It has been aptly described as 'probably the most dramatic Precambrian landscape in Europe' (Butler 2000). The last area, with relief of about 300m is between Gairloch and Loch Torridon (Fig. 25). In Raasay, some 450 m of two-dimensional relief is seen in a Stratigraphic profile 6 km long (Fig. 106). The palaeovalleys are partly filled by the breccias, sandstones and shales of the Diabaig Formation, whereas the interfluves are buried by the overlying fluviatile Applecross Formation. In general the palaeovalleys trend northwestwards, parallel to the foliation in the gneisses, but the original flow directions of the Fig.
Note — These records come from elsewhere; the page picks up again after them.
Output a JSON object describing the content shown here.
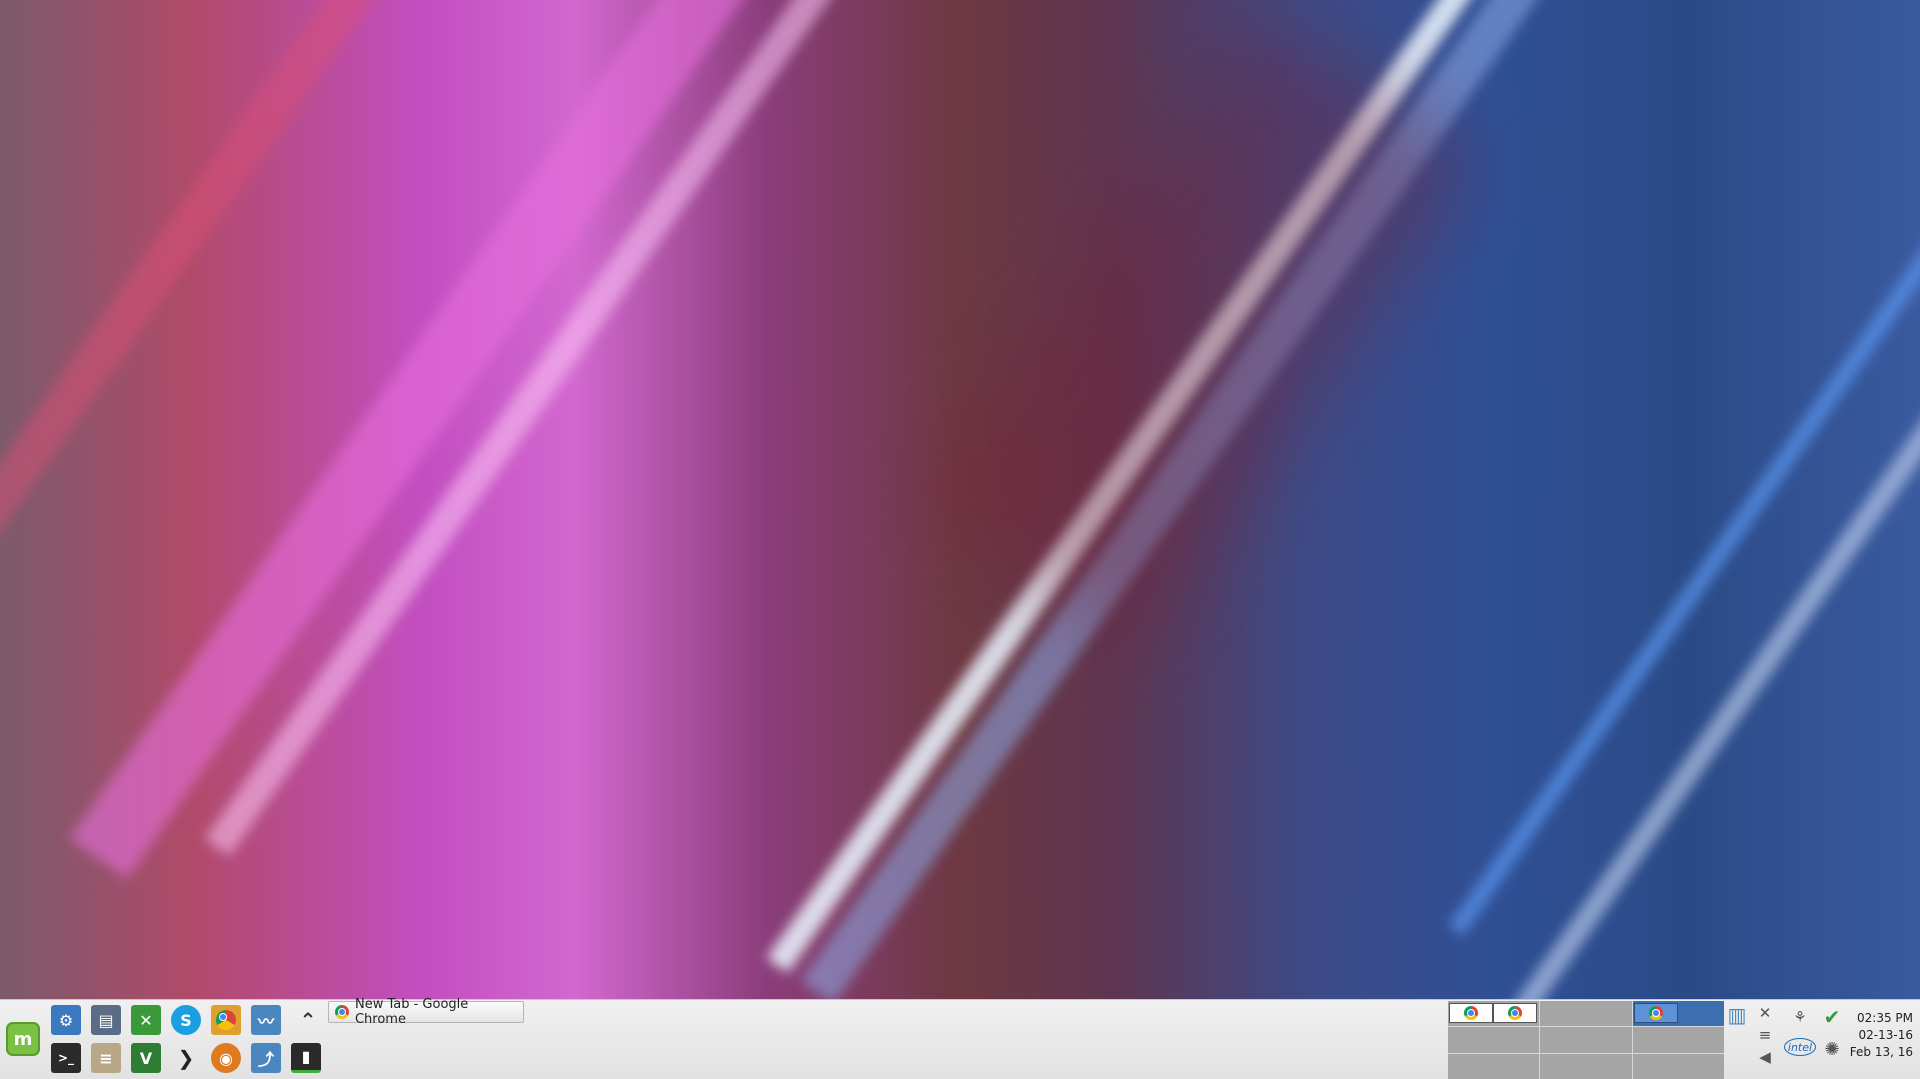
{
  "panel": {
    "menu_icon": "linux-mint-logo-icon",
    "launchers_top": [
      {
        "name": "system-settings-icon",
        "color": "#3a79c0"
      },
      {
        "name": "file-manager-icon",
        "color": "#5b6c86"
      },
      {
        "name": "spreadsheet-icon",
        "color": "#3a9a3a"
      },
      {
        "name": "skype-icon",
        "color": "#1aa0e0"
      },
      {
        "name": "chrome-icon",
        "color": "#e0a030"
      },
      {
        "name": "system-monitor-icon",
        "color": "#4a86c0"
      }
    ],
    "launchers_bottom": [
      {
        "name": "terminal-icon",
        "color": "#2b2b2b"
      },
      {
        "name": "text-editor-icon",
        "color": "#8a7a60"
      },
      {
        "name": "vim-icon",
        "color": "#2e7d32"
      },
      {
        "name": "prompt-arrow-icon",
        "color": "#222"
      },
      {
        "name": "firefox-icon",
        "color": "#e07a20"
      },
      {
        "name": "mysql-workbench-icon",
        "color": "#4a86c0"
      },
      {
        "name": "dark-app-icon",
        "color": "#2a2a2a"
      }
    ],
    "task": {
      "title": "New Tab - Google Chrome"
    },
    "clock": {
      "time": "02:35 PM",
      "date_short": "02-13-16",
      "date_long": "Feb 13, 16"
    }
  }
}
They also approach the unconformity at low angles (cf. Williams 1968, figs 4 & 5) so that compaction would have tended to stretch most of 31 them, not the contrary. The palaeosols contain pedogenic smectite, cut by clear diagenetic illite associated with K-metasomatism of the palaeosols (Retallack & Mindszenty 1994, figs 8 & 11; Young 1999b, fig. 6). Bulk samples of the claystone have Weber indices as low as 348 and 775. Retallack & Mindszenty consequently believe the palaeosol was buried to a depth of less than 1500m and heated to no more than 120°C.